Craig Harmon of Q.E.D. Systems tells it like it is! And, it was difficult to quarrel with his perspective entitled The Emperor Has No Clothes, a comprehensive review of RFID technology, standards, intellectual property and related issues. Craig provided an in-depth examination of the technical and political challenges and minced few words on current performance issues and the fundamental importance of standards. Must reading for neophytes and practiced hands, the presentation concluded with the prediction that the 860 to 960 MHz bandwidth for passive tags and 433 MHz for active tags coupled with global endorsement of ISO 18000-6 and 18000-7 standards would prevail. He further suggested that both DoD and Wal-Mart will drive EPCglobal to détente and proactive collaboration with ISO – and that the RFID market will grow at a rate of 30 to 35% through 2009.

Tom Miller, President of Intermec Technologies Corporation, Mike Lowry, President & CEO, Lowry Computer Products, Kevin Jost, President & CEO, Hand Held Products and Steve Lambright, Vice President of SAVI Technology, teamed for a panel discussion on the subject of the provider’s perspective with particular emphasis on “Are user expectations realistic?” and “Is the RFID channel ready to provide the services needed?”. From the discussion, with the notable exception again of applications in manufacturing, container and high-value or mission-critical item identification, it appears that RFID channel investment is being approached cautiously. Issues related to building a resource pool, both technical and sales related, appear to be significant – and, with performance and standards issues still in flux, it is difficult to plant a stake in the ground. “The promise is there, but none of us is making any money on the Wal-Mart program.”

Mark Roberti, founder and editor of the RFID Journal, provided an insightful wrap-up on the day’s presentations acknowledging that although the media can on occasion be faulted for oversimplifying the challenges associated with the introduction and adoption of new technology, it plays a pivotal role in providing the visibility essential to building awareness and demand. He then challenged attendees, particularly suppliers, to look for opportunities to continue the dialogue initiated at Stony Brook to ensure broader understanding of the potential as well as the limitations, not only of RFID, but also of other AIDC technology and systems.

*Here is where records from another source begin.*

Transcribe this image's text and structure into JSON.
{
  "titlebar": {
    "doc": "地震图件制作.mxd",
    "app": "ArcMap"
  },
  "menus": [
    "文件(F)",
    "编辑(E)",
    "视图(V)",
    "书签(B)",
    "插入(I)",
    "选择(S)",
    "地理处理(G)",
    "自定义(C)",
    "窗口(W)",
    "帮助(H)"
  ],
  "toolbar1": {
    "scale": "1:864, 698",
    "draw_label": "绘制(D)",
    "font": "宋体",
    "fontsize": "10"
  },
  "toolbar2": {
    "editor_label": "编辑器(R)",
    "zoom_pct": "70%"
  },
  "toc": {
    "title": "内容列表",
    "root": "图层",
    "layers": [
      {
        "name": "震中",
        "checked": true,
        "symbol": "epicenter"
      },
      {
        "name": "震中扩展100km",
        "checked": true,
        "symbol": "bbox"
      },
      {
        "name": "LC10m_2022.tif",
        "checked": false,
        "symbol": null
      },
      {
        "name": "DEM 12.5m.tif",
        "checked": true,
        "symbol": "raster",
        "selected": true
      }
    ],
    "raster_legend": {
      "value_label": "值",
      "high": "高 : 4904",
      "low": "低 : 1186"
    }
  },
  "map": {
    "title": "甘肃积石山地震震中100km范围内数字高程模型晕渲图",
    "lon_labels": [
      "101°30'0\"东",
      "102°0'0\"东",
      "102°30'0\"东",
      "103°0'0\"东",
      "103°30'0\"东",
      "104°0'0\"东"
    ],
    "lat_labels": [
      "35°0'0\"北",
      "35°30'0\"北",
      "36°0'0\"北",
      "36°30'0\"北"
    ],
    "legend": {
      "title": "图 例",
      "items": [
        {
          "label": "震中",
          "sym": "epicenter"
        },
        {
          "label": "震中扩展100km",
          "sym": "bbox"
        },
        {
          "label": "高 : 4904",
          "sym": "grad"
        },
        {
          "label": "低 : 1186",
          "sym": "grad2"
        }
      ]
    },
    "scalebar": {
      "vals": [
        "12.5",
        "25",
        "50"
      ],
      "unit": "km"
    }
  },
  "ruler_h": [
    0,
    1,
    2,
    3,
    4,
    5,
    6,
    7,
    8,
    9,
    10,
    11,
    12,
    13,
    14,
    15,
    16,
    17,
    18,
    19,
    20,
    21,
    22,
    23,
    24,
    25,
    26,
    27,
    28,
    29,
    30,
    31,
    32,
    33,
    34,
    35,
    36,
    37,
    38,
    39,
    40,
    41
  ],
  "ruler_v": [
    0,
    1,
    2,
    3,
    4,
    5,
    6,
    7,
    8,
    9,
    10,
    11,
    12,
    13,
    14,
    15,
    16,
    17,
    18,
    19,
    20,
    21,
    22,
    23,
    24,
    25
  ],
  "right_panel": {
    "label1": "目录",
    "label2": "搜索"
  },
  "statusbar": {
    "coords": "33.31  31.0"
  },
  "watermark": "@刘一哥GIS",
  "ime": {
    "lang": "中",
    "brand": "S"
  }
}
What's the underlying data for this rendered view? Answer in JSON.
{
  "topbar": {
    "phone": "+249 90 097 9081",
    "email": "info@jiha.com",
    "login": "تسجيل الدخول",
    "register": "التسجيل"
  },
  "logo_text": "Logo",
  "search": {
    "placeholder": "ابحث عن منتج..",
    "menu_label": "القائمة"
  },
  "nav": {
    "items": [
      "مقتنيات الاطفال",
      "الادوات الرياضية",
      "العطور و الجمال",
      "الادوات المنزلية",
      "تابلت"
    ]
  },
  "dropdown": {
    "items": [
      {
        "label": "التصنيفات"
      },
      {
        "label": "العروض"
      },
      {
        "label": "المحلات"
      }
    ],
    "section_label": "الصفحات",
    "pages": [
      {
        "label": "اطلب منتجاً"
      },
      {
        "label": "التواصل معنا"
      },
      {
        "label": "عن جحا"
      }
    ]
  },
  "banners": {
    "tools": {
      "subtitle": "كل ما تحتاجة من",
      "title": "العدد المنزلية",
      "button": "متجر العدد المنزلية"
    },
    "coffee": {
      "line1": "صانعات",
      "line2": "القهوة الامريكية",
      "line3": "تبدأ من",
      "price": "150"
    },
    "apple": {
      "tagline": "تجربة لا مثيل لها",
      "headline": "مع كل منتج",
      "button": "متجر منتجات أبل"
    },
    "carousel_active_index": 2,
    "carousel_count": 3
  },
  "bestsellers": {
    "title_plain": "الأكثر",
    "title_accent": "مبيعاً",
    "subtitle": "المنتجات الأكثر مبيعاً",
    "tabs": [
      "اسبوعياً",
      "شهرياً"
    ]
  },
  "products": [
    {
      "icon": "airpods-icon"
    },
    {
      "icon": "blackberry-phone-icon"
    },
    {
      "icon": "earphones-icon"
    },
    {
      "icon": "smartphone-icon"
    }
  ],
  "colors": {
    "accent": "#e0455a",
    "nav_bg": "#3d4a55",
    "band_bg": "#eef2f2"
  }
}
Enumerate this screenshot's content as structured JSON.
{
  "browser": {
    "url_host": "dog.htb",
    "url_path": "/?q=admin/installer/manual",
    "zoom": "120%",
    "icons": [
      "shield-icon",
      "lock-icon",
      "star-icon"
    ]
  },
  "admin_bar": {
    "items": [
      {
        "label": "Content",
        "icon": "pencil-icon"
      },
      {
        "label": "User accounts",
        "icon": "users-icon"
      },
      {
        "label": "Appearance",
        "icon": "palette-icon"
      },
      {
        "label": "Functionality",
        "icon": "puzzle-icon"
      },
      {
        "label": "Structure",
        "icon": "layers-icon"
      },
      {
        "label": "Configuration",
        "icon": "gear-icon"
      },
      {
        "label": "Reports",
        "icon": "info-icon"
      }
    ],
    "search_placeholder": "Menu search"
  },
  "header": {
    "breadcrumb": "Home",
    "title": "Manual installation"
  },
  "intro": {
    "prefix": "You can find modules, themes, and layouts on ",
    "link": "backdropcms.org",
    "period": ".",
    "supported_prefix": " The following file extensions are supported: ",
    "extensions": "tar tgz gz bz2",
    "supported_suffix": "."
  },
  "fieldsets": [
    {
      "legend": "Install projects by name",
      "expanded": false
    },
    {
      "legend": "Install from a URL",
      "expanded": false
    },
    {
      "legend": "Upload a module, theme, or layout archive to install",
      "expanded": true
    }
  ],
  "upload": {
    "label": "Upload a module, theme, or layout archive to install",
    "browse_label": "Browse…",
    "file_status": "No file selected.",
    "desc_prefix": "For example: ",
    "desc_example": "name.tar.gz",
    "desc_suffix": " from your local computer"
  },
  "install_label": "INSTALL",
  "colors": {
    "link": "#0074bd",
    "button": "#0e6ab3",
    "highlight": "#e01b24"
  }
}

Companies and Organizations attending “Truth in Technologies 2004: Bar Code and RFID” October 20, 2004 – Stony Brook University, NY.

  • AC Nielsen
  • Accurate Data Systems
  • Accu-Sort Systems
  • AdvaMed
  • Advanstar Technology Group
  • AIM Global
  • Alien Technology
  • American Woodmark
  • Aviant Systems
  • Axicon
  • Auto ID
  • Barcode Data Systems Corp
  • Blazuk Management/MSU
  • CEM & Associates
  • Codetech
  • Computype
  • Data Capture Institute
  • Data Capture Solutions
  • Datamax Corporation
  • Deloitte Consulting
  • Delta Services
  • Department of Defense
  • Descartes Systems Group
  • E. Gluck Company
  • Eagle Consulting & Development
  • Emma S. Clark Memorial Library
  • Energizer
  • Energizer Holdings
  • Fox & Gilligan Associates
  • FXB Consulting
  • Griffin-Rutgers Co.
  • HHP
  • Hospira
  • Iimak
  • IMI
  • Intermec Technologies
  • International RFID Business Assoc
  • K C Mundy Enterprises
  • Label-Aire
  • Lowry Computer Products
  • Materials Handling Inst of America
  • MIT Auto ID Labs
  • Mobisys Group
  • Mohanian Consulting
  • Northrop Grumman IT
  • Ohio University
  • PathGuide
  • Paul Bergé International
  • PIPS Psion
  • Teklogix
  • Q.E.D. Systems
  • Quad II
  • RFID Journal
  • RMG Enterprises
  • Robert Rylander & Associates
  • Robocom Systems International
  • Rovenet, Inc.
  • Saint Louis University
  • SAMSys
  • Savi Technology
  • Scanology BV
  • ScanSource
  • Siemens Corporate Research
  • SSI
  • Stony Brook University Hospital
  • Stratix Corporation
  • Symbol Technologies
  • Symbol Vision
  • Technosoft Consulting
  • TechScan Corporation TKO
  • Enterprises Two Technologies
  • Webscan
  • WS packaging Group XSB, Inc
  • Zebra Technologies